Complaints can be made over the phone or walk-in. As per GPU statistics, walk-ins outnumbered phone inquiries, something we did not expect considering that many anecdotes indicate that women did not prefer to come to the police station. What changed? Women police officials taking the lead in operating GPU and being included in the response teams seems to be addressing the gaps. It has undoubtedly helped women seek services and feel comfortable and confident while their complaints are being handled or recorded. The desks operate around the clock — 24 hours a day, seven days a week. Women police officials work in three shifts to ensure that the services are available to anyone. GPU can register cases, issue FIRs and make arrests.

GPU functions as a referral point and comprises four complaint receiving desks, two dedicated to calls, one to receiving walk-in complaints, and the fourth counter is for client feedback and data management. Receiving feedback from clients is not just an attempt to refine services. It’s a step towards improving accountability. GPU is also equipped with a creche. A must-have to ensure more working wo­­m­en, in this case, women police officers can balance their careers and family obligations. We were pleased to learn that the creche was also available to women accessing the service. That said, we must underscore these parenting duties should not just be the job of the mother.

Addressing violence needs more than just an efficacious remedy. Emphasis needs to be placed on prevention. Islamabad Police plans to conduct multiple demographic analyses of the types of crimes being committed, the general profile of perpetrators, and the identification of crime hotspots in the city. When scaled up, the data analysis will help them respond in a predictive and preventive manner rather than acting as a reactive force. Such an approach is expected to guide in selecting locations to set up satellite units.

In three months, there are observable results. We certainly hope GPU will be a trendsetter and drive positive change in preventing, curbing and ultimately eradicating violence against women in Pakistan.We must end violence against women and girls now!

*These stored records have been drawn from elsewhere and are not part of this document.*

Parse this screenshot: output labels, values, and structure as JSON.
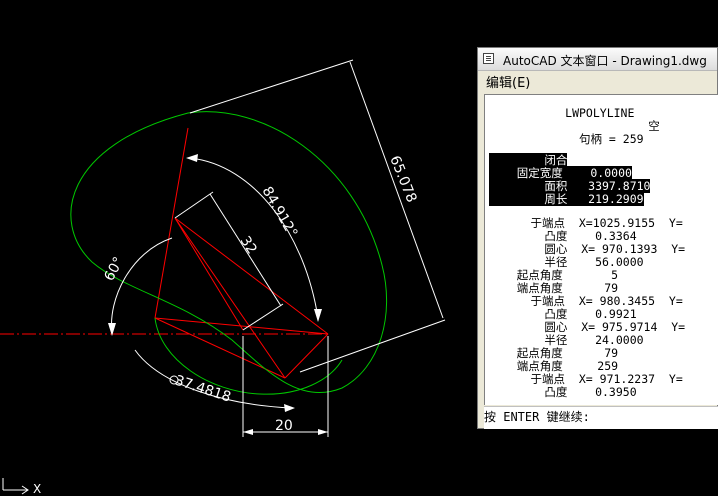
{
  "drawing": {
    "dimensions": {
      "angle_large": "84.912°",
      "length_32": "32",
      "aligned_65": "65.078",
      "angle_60": "60°",
      "radius_37": "37.4818",
      "linear_20": "20"
    },
    "ucs_axis_label": "X"
  },
  "text_window": {
    "title": "AutoCAD 文本窗口 - Drawing1.dwg",
    "menu": {
      "edit_label": "编辑(E)"
    },
    "lines": [
      "           LWPOLYLINE",
      "                       空",
      "             句柄 = 259",
      "",
      "        闭合",
      "    固定宽度    0.0000",
      "        面积   3397.8710",
      "        周长   219.2909",
      "",
      "      于端点  X=1025.9155  Y=",
      "        凸度    0.3364",
      "        圆心  X= 970.1393  Y=",
      "        半径    56.0000",
      "    起点角度       5",
      "    端点角度      79",
      "      于端点  X= 980.3455  Y=",
      "        凸度    0.9921",
      "        圆心  X= 975.9714  Y=",
      "        半径    24.0000",
      "    起点角度      79",
      "    端点角度     259",
      "      于端点  X= 971.2237  Y=",
      "        凸度    0.3950"
    ],
    "prompt": "按 ENTER 键继续:"
  }
}
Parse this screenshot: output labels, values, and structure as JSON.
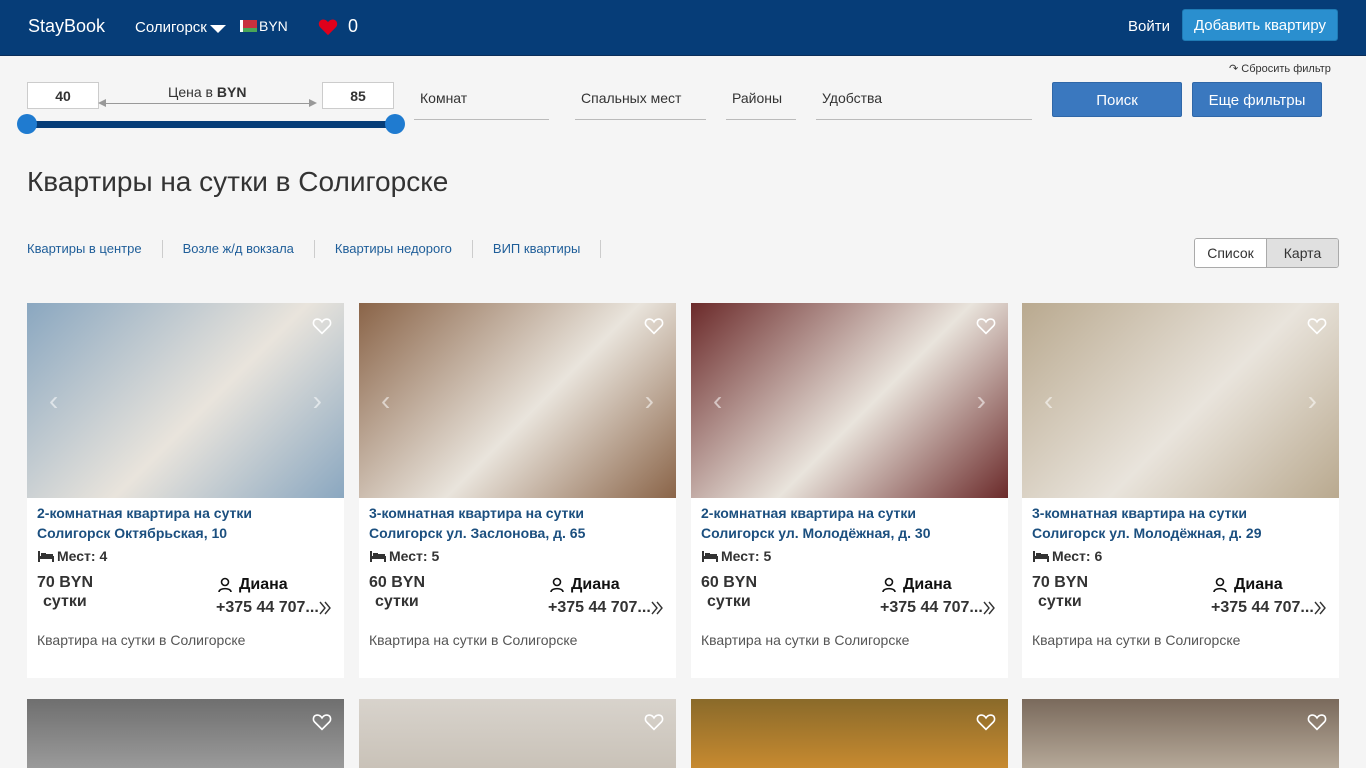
{
  "header": {
    "logo": "StayBook",
    "city": "Солигорск",
    "currency": "BYN",
    "favorites_count": "0",
    "login": "Войти",
    "add_button": "Добавить квартиру"
  },
  "filters": {
    "reset": "↷ Сбросить фильтр",
    "price_min": "40",
    "price_max": "85",
    "price_label_prefix": "Цена в ",
    "price_label_currency": "BYN",
    "price_slider_min_pct": 0,
    "price_slider_max_pct": 100,
    "rooms": "Комнат",
    "beds": "Спальных мест",
    "districts": "Районы",
    "amenities": "Удобства",
    "search": "Поиск",
    "more_filters": "Еще фильтры"
  },
  "page_title": "Квартиры на сутки в Солигорске",
  "quick_links": [
    "Квартиры в центре",
    "Возле ж/д вокзала",
    "Квартиры недорого",
    "ВИП квартиры"
  ],
  "view_toggle": {
    "list": "Список",
    "map": "Карта"
  },
  "listings": [
    {
      "title_line1": "2-комнатная квартира на сутки",
      "title_line2": "Солигорск Октябрьская, 10",
      "places": "Мест: 4",
      "price": "70 BYN",
      "per": "сутки",
      "owner": "Диана",
      "phone": "+375 44 707...",
      "desc": "Квартира на сутки в Солигорске",
      "img_color": "#8aa7c0"
    },
    {
      "title_line1": "3-комнатная квартира на сутки",
      "title_line2": "Солигорск ул. Заслонова, д. 65",
      "places": "Мест: 5",
      "price": "60 BYN",
      "per": "сутки",
      "owner": "Диана",
      "phone": "+375 44 707...",
      "desc": "Квартира на сутки в Солигорске",
      "img_color": "#8a6448"
    },
    {
      "title_line1": "2-комнатная квартира на сутки",
      "title_line2": "Солигорск ул. Молодёжная, д. 30",
      "places": "Мест: 5",
      "price": "60 BYN",
      "per": "сутки",
      "owner": "Диана",
      "phone": "+375 44 707...",
      "desc": "Квартира на сутки в Солигорске",
      "img_color": "#6b2a2a"
    },
    {
      "title_line1": "3-комнатная квартира на сутки",
      "title_line2": "Солигорск ул. Молодёжная, д. 29",
      "places": "Мест: 6",
      "price": "70 BYN",
      "per": "сутки",
      "owner": "Диана",
      "phone": "+375 44 707...",
      "desc": "Квартира на сутки в Солигорске",
      "img_color": "#b9a98f"
    }
  ],
  "colors": {
    "header_bg": "#063d78",
    "accent": "#2a8fcf",
    "button": "#3a78bf",
    "link": "#1f5e99"
  }
}
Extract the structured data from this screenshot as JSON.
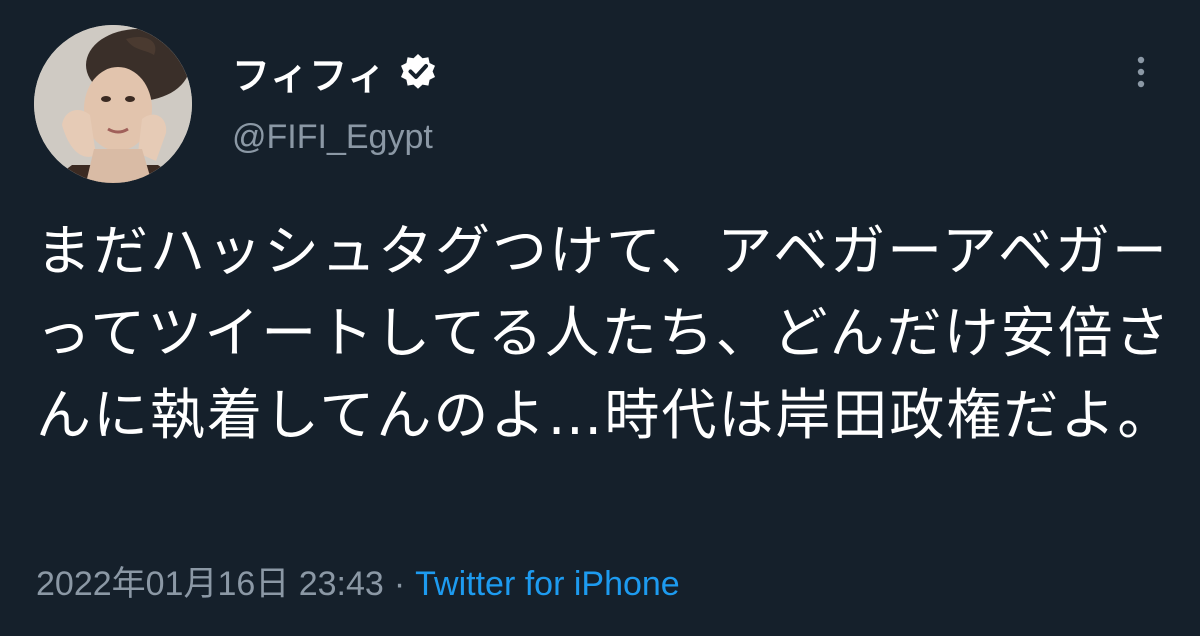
{
  "tweet": {
    "display_name": "フィフィ",
    "handle": "@FIFI_Egypt",
    "text": "まだハッシュタグつけて、アベガーアベガーってツイートしてる人たち、どんだけ安倍さんに執着してんのよ…時代は岸田政権だよ。",
    "date": "2022年01月16日",
    "time": "23:43",
    "separator": "·",
    "source": "Twitter for iPhone"
  },
  "icons": {
    "verified": "verified-badge-icon",
    "more": "more-vertical-icon"
  },
  "colors": {
    "background": "#15202b",
    "text": "#ffffff",
    "secondary_text": "#8b98a5",
    "link": "#1d9bf0"
  }
}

Sharmeela Rassool is country representative of UN Women Pakistan. Bernhard Schlagheck is German ambassador to Pakistan.